--- YOUR OBJECTIVE ---
Please return every line from the entries that has the string "screenshot" in it.

--- THE INPUT ---
= = =
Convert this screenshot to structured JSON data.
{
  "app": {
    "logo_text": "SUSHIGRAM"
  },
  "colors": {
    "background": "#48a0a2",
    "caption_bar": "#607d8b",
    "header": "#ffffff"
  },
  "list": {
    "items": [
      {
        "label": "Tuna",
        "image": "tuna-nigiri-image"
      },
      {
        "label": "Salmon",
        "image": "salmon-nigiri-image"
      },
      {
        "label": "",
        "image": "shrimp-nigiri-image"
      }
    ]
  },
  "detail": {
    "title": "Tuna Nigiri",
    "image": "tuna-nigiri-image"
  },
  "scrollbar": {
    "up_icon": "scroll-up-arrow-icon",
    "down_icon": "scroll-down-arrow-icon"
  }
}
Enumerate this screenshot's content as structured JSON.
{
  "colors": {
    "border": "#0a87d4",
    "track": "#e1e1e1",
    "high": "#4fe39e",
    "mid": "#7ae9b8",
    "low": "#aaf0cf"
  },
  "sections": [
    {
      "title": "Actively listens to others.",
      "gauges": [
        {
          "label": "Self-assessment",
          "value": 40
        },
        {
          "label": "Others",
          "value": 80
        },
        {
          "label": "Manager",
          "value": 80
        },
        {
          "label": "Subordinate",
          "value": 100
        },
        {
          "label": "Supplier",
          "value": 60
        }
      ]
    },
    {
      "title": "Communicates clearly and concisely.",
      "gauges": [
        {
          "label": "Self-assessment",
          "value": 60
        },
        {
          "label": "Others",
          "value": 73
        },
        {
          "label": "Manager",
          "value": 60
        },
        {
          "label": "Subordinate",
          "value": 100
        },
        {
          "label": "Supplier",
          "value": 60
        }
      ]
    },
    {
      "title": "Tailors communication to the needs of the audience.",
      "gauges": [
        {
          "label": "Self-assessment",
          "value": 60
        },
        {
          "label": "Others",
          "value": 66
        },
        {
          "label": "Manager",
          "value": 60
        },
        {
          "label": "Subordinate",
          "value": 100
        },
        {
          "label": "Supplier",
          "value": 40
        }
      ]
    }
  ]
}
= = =
--- EXERCISE ANSWER ---
Convert this screenshot to structured JSON data.
Enumerate this screenshot's content as structured JSON.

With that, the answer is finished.